This hobby was founded on established characters from film, TV, etc. And that’s what brought most people into it. The first resin kit I ever bought was William Paquet’s “Bub” kit from “Day of the Dead”. It blew my mind! I couldn’t believe that someone could create such a wonderful sculpt from one of my favorite films, and I could hold it and stare at it, enjoy it. A large chunk of my early garage kit collection was based on film related characters, mostly horror. But as I continued to collect, over time, my tastes changed to the point where now, most if not all of the kits I pick up are original designs. If you look at my shelves, you’d see original works by Jordu Schell, Paul Komoda, Simon Lee, The Shiflett Bros.

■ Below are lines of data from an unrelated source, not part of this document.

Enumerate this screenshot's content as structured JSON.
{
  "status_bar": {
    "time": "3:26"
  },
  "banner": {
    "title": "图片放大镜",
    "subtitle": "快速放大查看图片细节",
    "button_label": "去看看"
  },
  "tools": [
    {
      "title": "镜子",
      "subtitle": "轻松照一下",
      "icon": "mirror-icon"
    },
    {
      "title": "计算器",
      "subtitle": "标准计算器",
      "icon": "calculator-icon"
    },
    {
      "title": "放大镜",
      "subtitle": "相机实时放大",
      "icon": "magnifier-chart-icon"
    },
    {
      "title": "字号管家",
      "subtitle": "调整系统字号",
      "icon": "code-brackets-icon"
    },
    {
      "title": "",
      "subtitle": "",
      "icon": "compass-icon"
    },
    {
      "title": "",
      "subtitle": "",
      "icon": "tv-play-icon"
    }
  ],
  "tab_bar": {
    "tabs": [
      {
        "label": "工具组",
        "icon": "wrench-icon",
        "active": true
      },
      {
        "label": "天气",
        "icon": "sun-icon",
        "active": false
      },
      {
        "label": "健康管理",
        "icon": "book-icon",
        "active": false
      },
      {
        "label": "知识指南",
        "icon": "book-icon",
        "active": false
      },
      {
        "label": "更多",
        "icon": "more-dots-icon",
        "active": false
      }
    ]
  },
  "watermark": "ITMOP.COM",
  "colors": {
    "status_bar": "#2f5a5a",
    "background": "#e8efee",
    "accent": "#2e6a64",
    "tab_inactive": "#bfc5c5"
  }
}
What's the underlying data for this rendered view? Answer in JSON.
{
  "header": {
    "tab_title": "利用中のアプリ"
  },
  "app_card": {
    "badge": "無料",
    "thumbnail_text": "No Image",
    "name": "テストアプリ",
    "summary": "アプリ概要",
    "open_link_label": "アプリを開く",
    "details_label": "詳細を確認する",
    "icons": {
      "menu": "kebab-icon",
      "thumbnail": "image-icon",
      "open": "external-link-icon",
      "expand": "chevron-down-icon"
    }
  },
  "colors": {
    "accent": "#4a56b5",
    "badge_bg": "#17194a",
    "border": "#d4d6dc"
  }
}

William Paquet and many others.
I think as the hobby continues to move forward and more artists create original designs and continue to push their creativity, we’ll see more and more companies producing original works.
It’s tough though, with originals it’s up to the artist to create the mood and emotion of a piece and hope it resonates with the collector. With a film character or creature, you’ve watched him for 90 minutes fight a creature or terrorize the people. So when you see a Predator, or Alien garage kit, the excitement and nostalgia is already there for the collector. I think there’s definitely room for both.
RtB: What can we look forward to from Artist Proof in the second half of 2010?[caption id="attachment_1351" align="alignright" width="278" caption="Paul Komoda's La Pestilencia"][/caption]
Norm: We’ve got quite a few kit releases very close to being announced.
More pieces from myself, Paul, Jordu and other artists we’re thrilled to be working with.
RtB: Would you like to add anything?
Norm: Todd, thanks so much for allowing me to participate in your site and share my thoughts with the community.
Most of my closest friends are in the garage kit scene and the amount of amazing people I’ve met and continue to meet is at times staggering.
I’d like to give a quick thank you to those people behind the scenes who support Artist Proof Studio in too many ways to mention here.
First off, Nitai Kearney, our fearless and talented graphic designer, responsible for our boxart, instructions and more. Nitai always delivers on time regardless of how crazy the deadline is we put in front of him. He’s a super talent we’re thrilled to have on board.
Jason Tarpley, a talented painter and writer for Amazing Figure Modeler who has painted nearly all our kits. He continues to surprise and amaze us with his skills and never ending support of what we do.
Lastly Jordu Schell, for being an endless well of inspiration and constantly pushing creature design to new and exciting places.